Check each line of the entries below for the word "khoa", then state how many lines have it and nothing more.

Items listed in a dataset
----
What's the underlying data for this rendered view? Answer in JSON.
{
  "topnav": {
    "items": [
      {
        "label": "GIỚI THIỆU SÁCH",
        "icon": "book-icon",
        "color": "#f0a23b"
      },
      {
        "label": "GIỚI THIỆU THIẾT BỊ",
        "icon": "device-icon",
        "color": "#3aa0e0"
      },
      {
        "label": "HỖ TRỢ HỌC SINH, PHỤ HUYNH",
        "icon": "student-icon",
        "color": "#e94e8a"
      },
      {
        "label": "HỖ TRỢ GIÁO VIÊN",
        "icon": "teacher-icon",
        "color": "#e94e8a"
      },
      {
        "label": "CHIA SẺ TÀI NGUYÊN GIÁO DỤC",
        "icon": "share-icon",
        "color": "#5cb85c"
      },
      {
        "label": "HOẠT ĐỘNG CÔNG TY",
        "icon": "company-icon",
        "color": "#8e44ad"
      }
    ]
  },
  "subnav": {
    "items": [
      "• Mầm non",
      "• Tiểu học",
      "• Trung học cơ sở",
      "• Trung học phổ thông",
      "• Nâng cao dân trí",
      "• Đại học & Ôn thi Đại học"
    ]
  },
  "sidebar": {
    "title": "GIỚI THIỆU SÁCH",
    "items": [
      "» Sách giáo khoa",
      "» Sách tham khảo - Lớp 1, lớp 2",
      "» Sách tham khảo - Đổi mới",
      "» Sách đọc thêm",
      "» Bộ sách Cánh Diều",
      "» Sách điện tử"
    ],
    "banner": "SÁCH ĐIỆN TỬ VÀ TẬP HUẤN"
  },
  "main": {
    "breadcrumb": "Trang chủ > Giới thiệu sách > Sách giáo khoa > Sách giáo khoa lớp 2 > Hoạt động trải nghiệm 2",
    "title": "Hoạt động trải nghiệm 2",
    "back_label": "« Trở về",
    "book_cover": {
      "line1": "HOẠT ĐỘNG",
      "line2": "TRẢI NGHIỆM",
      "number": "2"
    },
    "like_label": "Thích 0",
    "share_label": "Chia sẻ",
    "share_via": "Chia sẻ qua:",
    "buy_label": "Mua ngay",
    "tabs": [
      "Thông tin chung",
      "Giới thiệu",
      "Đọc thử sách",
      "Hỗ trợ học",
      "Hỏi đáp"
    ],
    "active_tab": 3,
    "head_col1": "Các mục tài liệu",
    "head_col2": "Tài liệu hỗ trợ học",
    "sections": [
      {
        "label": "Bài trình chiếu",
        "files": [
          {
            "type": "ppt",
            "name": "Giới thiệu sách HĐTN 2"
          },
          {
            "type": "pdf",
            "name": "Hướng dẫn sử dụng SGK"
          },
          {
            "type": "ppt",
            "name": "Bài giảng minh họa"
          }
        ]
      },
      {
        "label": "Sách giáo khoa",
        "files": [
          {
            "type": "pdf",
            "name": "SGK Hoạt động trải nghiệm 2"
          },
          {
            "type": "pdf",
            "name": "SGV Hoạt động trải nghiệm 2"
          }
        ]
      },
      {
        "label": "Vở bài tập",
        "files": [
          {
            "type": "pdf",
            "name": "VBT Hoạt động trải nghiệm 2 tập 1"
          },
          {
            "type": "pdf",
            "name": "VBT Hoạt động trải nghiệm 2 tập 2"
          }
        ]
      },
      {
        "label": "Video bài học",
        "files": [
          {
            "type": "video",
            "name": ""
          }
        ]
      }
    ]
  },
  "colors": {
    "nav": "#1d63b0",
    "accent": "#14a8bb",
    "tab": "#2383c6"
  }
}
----
Output below
3